Those first shoots will ideally need covering once they start poking through as they’ll be sensitive to cold blasts of weather, so “earth up” by dragging soil from the sides of your spud rows over the shoots. Potatoes are a thirsty veg, so keep them well watered during dry spells and as the weather warms up they’ll start to grow with extra vigour.
It’s important to earth up a few more times, dragging more soil to cover the stems to form a raised ridge. This will ensure your potatoes grow underground preventing them from turning green.
If you’ve followed the correct planting times then your first earlies should be ready to dig up in June and July, when the flowers open. Second earlies will be a month later while maincrops tend to be ready from late August through to October.
With maincrops you should wait until the leaves start turning yellow. Chop the foliage down to soil level and wait for a week or two before digging—you can then allow them to dry before storing them if you’ve got a bumper harvest.
For those with limited space, spuds can also be grown in large containers—in the past we’ve had harvests from all sorts of containers from rubbish bins to an IKEA bag. The growing rules are the same, but you’ll probably need to be a bit more vigilant with watering.

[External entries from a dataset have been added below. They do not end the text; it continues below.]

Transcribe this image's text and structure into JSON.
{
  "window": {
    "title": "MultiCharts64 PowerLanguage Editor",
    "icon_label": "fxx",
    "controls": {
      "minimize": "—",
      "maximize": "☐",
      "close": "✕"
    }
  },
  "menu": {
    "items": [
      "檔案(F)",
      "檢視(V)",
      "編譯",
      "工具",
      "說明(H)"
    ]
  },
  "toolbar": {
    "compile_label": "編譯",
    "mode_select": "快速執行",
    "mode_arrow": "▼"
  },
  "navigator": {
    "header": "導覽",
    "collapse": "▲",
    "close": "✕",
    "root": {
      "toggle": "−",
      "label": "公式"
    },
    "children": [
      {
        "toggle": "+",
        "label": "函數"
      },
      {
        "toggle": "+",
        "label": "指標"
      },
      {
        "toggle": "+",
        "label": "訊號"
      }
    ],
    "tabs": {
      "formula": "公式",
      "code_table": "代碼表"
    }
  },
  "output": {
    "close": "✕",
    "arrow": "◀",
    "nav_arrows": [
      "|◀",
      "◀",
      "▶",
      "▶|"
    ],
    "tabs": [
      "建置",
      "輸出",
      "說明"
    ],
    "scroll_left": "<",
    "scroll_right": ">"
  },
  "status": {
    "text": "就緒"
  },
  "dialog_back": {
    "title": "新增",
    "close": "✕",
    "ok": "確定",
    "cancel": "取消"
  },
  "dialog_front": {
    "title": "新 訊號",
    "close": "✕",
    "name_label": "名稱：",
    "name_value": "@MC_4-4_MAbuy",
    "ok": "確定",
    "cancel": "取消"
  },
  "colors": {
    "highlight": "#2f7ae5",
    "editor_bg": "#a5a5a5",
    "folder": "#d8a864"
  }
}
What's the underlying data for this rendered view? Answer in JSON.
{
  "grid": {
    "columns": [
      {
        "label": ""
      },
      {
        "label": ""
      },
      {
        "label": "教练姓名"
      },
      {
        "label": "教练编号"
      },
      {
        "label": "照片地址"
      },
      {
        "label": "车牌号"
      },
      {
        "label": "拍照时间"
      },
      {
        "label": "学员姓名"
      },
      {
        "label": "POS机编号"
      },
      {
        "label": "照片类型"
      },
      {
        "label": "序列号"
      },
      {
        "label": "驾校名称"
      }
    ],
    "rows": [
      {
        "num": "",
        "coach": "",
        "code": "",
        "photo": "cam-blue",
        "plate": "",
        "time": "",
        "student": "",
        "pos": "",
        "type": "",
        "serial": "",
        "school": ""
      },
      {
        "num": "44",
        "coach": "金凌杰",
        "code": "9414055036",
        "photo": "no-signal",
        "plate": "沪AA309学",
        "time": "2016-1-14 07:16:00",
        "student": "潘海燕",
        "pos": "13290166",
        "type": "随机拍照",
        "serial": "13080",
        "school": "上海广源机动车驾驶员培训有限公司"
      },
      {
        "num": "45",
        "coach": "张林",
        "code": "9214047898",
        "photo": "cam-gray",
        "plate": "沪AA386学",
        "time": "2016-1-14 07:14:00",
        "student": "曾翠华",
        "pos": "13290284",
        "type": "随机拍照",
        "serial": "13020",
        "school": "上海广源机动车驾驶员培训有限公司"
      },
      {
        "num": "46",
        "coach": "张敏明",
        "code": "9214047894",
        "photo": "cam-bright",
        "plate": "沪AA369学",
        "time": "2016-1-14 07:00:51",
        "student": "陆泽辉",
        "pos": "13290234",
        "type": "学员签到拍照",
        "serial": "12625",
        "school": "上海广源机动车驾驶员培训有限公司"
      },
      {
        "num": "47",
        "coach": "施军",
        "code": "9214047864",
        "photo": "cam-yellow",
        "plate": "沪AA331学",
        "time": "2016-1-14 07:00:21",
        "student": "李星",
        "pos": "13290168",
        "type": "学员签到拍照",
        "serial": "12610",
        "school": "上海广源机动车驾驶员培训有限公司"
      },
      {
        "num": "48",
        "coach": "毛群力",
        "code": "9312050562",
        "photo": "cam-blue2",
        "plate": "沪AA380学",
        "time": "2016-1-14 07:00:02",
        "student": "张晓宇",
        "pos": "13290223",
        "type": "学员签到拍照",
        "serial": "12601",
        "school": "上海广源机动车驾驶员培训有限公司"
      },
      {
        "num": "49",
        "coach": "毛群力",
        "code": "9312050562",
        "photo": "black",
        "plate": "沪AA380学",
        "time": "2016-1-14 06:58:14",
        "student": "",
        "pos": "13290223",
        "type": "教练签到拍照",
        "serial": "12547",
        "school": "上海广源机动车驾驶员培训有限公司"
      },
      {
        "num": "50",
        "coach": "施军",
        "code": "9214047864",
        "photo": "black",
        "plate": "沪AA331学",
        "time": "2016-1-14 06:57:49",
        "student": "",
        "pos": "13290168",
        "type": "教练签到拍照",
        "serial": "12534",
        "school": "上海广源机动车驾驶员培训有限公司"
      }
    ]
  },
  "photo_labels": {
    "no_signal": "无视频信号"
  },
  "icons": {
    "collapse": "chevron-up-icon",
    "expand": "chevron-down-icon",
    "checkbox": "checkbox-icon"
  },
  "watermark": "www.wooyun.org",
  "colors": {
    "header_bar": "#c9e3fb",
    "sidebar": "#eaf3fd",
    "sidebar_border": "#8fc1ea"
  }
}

Three varieties to try
Potatoes grow easily and it’s tempting to stick any old spud you have lying around into the ground for an even cheaper harvest, but proper seed potatoes are certified disease-free which makes buying them a much more sensible option. Here are three main crop varieties well worth trying…
A red skinned potato developed in Hungary to be resistant to blight.
Expect big yields and a tasty, floury spud that stores well.
These knobbly potatoes are becoming more popular with shoppers due to their multi-purpose use in the kitchen—from salads to roasties—and, of course, their delicious taste.
They’re a good cropper and grow well in containers.
Highland Burgundy Red
If you fancy something a little different then seek out some of the more unusual heritage potatoes available.
They can be a bit less reliable, but we have had good results from Highland Burgundy Red, a potato with bright red skin and burgundy flesh that makes great chips and pink mash.